Goal of the exercise:
Wherever an image appears in the data, omit it and copy all the remaining text word for word.

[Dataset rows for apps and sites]
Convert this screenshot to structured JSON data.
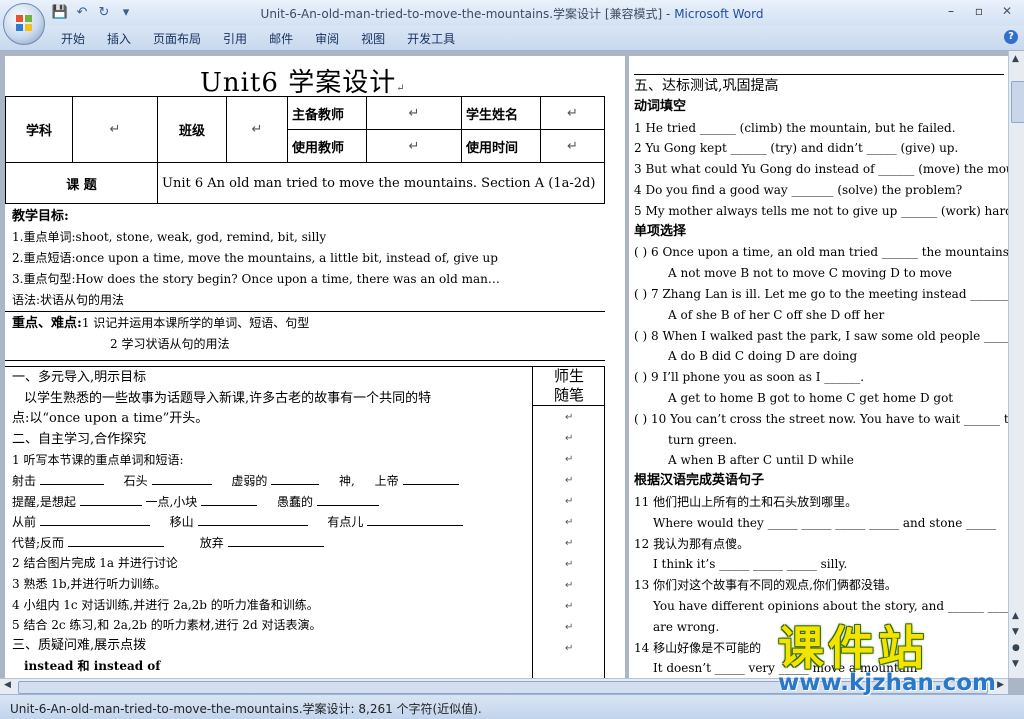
{
  "window": {
    "title_doc": "Unit-6-An-old-man-tried-to-move-the-mountains.学案设计 [兼容模式] - ",
    "title_app": "Microsoft Word",
    "controls": {
      "minimize": "–",
      "restore": "▫",
      "close": "✕"
    }
  },
  "quick_access": {
    "save_icon": "💾",
    "undo_icon": "↶",
    "redo_icon": "↻",
    "more_icon": "▾"
  },
  "ribbon": {
    "tabs": [
      "开始",
      "插入",
      "页面布局",
      "引用",
      "邮件",
      "审阅",
      "视图",
      "开发工具"
    ],
    "help": "?"
  },
  "status": {
    "text": "Unit-6-An-old-man-tried-to-move-the-mountains.学案设计: 8,261 个字符(近似值)."
  },
  "left_page": {
    "title": "Unit6 学案设计",
    "mark": "↵",
    "table": {
      "subject_label": "学科",
      "class_label": "班级",
      "main_teacher_label": "主备教师",
      "student_name_label": "学生姓名",
      "using_teacher_label": "使用教师",
      "using_time_label": "使用时间",
      "topic_label": "课  题",
      "topic_value": "Unit 6 An old man tried to move the mountains. Section A (1a-2d)"
    },
    "goals": {
      "heading": "教学目标:",
      "lines": [
        "1.重点单词:shoot, stone, weak, god, remind, bit, silly",
        "2.重点短语:once upon a time, move the mountains, a little bit, instead of, give up",
        "3.重点句型:How does the story begin? Once upon a time, there was an old man…",
        "语法:状语从句的用法"
      ]
    },
    "key_points": {
      "heading": "重点、难点:",
      "line1": "1 识记并运用本课所学的单词、短语、句型",
      "line2": "2 学习状语从句的用法"
    },
    "side_header": [
      "师生",
      "随笔"
    ],
    "body": {
      "s1_heading": "一、多元导入,明示目标",
      "s1_text_a": "以学生熟悉的一些故事为话题导入新课,许多古老的故事有一个共同的特",
      "s1_text_b": "点:以“once upon a time”开头。",
      "s2_heading": "二、自主学习,合作探究",
      "s2_item1": "1 听写本节课的重点单词和短语:",
      "vocab": [
        [
          "射击",
          "石头",
          "虚弱的",
          "神,",
          "上帝"
        ],
        [
          "提醒,是想起",
          "一点,小块",
          "愚蠢的"
        ],
        [
          "从前",
          "移山",
          "有点儿"
        ],
        [
          "代替;反而",
          "放弃"
        ]
      ],
      "s2_item2": "2 结合图片完成 1a 并进行讨论",
      "s2_item3": "3 熟悉 1b,并进行听力训练。",
      "s2_item4": "4 小组内 1c 对话训练,并进行 2a,2b 的听力准备和训练。",
      "s2_item5": "5 结合 2c 练习,和 2a,2b 的听力素材,进行 2d 对话表演。",
      "s3_heading": "三、质疑问难,展示点拨",
      "s3_item": "instead 和 instead of"
    }
  },
  "right_page": {
    "heading": "五、达标测试,巩固提高",
    "verb_heading": "动词填空",
    "verb_items": [
      "1 He tried ______ (climb) the mountain, but he failed.",
      "2 Yu Gong kept ______ (try) and didn’t _____ (give) up.",
      "3 But what could Yu Gong do instead of ______ (move) the mount",
      "4 Do you find a good way _______ (solve) the problem?",
      "5 My mother always tells me not to give up ______ (work) hard."
    ],
    "choice_heading": "单项选择",
    "choice_items": [
      {
        "q": "(   ) 6 Once upon a time, an old man tried ______ the mountains.",
        "opts": "A not move     B not to move     C moving     D to move"
      },
      {
        "q": "(   ) 7 Zhang Lan is ill. Let me go to the meeting instead _________",
        "opts": "A of she     B of her     C off she     D off her"
      },
      {
        "q": "(   ) 8 When I walked past the park, I saw some old people ______",
        "opts": "A do     B did     C doing     D are doing"
      },
      {
        "q": "(   ) 9 I’ll phone you as soon as I ______.",
        "opts": "A get to home     B got to home     C get home     D got"
      },
      {
        "q": "(   ) 10 You can’t cross the street now. You have to wait ______ the",
        "opts": "turn green.",
        "opts2": "A when     B after     C until     D while"
      }
    ],
    "trans_heading": "根据汉语完成英语句子",
    "trans_items": [
      {
        "cn": "11 他们把山上所有的土和石头放到哪里。",
        "en": "Where would they _____ _____ _____ _____ and stone _____"
      },
      {
        "cn": "12 我认为那有点傻。",
        "en": "I think it’s _____ _____ _____ silly."
      },
      {
        "cn": "13 你们对这个故事有不同的观点,你们俩都没错。",
        "en": "You have different opinions about the story, and ______ _____",
        "en2": "are wrong."
      },
      {
        "cn": "14 移山好像是不可能的",
        "en": "It doesn’t _____ very _____ move a mountain"
      }
    ]
  },
  "watermark": {
    "text": "课件站",
    "url": "www.kjzhan.com"
  }
}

Expected answer:
Convert this screenshot to structured JSON data.
{
  "window": {
    "title_doc": "Unit-6-An-old-man-tried-to-move-the-mountains.学案设计 [兼容模式] - ",
    "title_app": "Microsoft Word",
    "controls": {
      "minimize": "–",
      "restore": "▫",
      "close": "✕"
    }
  },
  "quick_access": {
    "save_icon": "💾",
    "undo_icon": "↶",
    "redo_icon": "↻",
    "more_icon": "▾"
  },
  "ribbon": {
    "tabs": [
      "开始",
      "插入",
      "页面布局",
      "引用",
      "邮件",
      "审阅",
      "视图",
      "开发工具"
    ],
    "help": "?"
  },
  "status": {
    "text": "Unit-6-An-old-man-tried-to-move-the-mountains.学案设计: 8,261 个字符(近似值)."
  },
  "left_page": {
    "title": "Unit6 学案设计",
    "mark": "↵",
    "table": {
      "subject_label": "学科",
      "class_label": "班级",
      "main_teacher_label": "主备教师",
      "student_name_label": "学生姓名",
      "using_teacher_label": "使用教师",
      "using_time_label": "使用时间",
      "topic_label": "课  题",
      "topic_value": "Unit 6 An old man tried to move the mountains. Section A (1a-2d)"
    },
    "goals": {
      "heading": "教学目标:",
      "lines": [
        "1.重点单词:shoot, stone, weak, god, remind, bit, silly",
        "2.重点短语:once upon a time, move the mountains, a little bit, instead of, give up",
        "3.重点句型:How does the story begin? Once upon a time, there was an old man…",
        "语法:状语从句的用法"
      ]
    },
    "key_points": {
      "heading": "重点、难点:",
      "line1": "1 识记并运用本课所学的单词、短语、句型",
      "line2": "2 学习状语从句的用法"
    },
    "side_header": [
      "师生",
      "随笔"
    ],
    "body": {
      "s1_heading": "一、多元导入,明示目标",
      "s1_text_a": "以学生熟悉的一些故事为话题导入新课,许多古老的故事有一个共同的特",
      "s1_text_b": "点:以“once upon a time”开头。",
      "s2_heading": "二、自主学习,合作探究",
      "s2_item1": "1 听写本节课的重点单词和短语:",
      "vocab": [
        [
          "射击",
          "石头",
          "虚弱的",
          "神,",
          "上帝"
        ],
        [
          "提醒,是想起",
          "一点,小块",
          "愚蠢的"
        ],
        [
          "从前",
          "移山",
          "有点儿"
        ],
        [
          "代替;反而",
          "放弃"
        ]
      ],
      "s2_item2": "2 结合图片完成 1a 并进行讨论",
      "s2_item3": "3 熟悉 1b,并进行听力训练。",
      "s2_item4": "4 小组内 1c 对话训练,并进行 2a,2b 的听力准备和训练。",
      "s2_item5": "5 结合 2c 练习,和 2a,2b 的听力素材,进行 2d 对话表演。",
      "s3_heading": "三、质疑问难,展示点拨",
      "s3_item": "instead 和 instead of"
    }
  },
  "right_page": {
    "heading": "五、达标测试,巩固提高",
    "verb_heading": "动词填空",
    "verb_items": [
      "1 He tried ______ (climb) the mountain, but he failed.",
      "2 Yu Gong kept ______ (try) and didn’t _____ (give) up.",
      "3 But what could Yu Gong do instead of ______ (move) the mount",
      "4 Do you find a good way _______ (solve) the problem?",
      "5 My mother always tells me not to give up ______ (work) hard."
    ],
    "choice_heading": "单项选择",
    "choice_items": [
      {
        "q": "(   ) 6 Once upon a time, an old man tried ______ the mountains.",
        "opts": "A not move     B not to move     C moving     D to move"
      },
      {
        "q": "(   ) 7 Zhang Lan is ill. Let me go to the meeting instead _________",
        "opts": "A of she     B of her     C off she     D off her"
      },
      {
        "q": "(   ) 8 When I walked past the park, I saw some old people ______",
        "opts": "A do     B did     C doing     D are doing"
      },
      {
        "q": "(   ) 9 I’ll phone you as soon as I ______.",
        "opts": "A get to home     B got to home     C get home     D got"
      },
      {
        "q": "(   ) 10 You can’t cross the street now. You have to wait ______ the",
        "opts": "turn green.",
        "opts2": "A when     B after     C until     D while"
      }
    ],
    "trans_heading": "根据汉语完成英语句子",
    "trans_items": [
      {
        "cn": "11 他们把山上所有的土和石头放到哪里。",
        "en": "Where would they _____ _____ _____ _____ and stone _____"
      },
      {
        "cn": "12 我认为那有点傻。",
        "en": "I think it’s _____ _____ _____ silly."
      },
      {
        "cn": "13 你们对这个故事有不同的观点,你们俩都没错。",
        "en": "You have different opinions about the story, and ______ _____",
        "en2": "are wrong."
      },
      {
        "cn": "14 移山好像是不可能的",
        "en": "It doesn’t _____ very _____ move a mountain"
      }
    ]
  },
  "watermark": {
    "text": "课件站",
    "url": "www.kjzhan.com"
  }
}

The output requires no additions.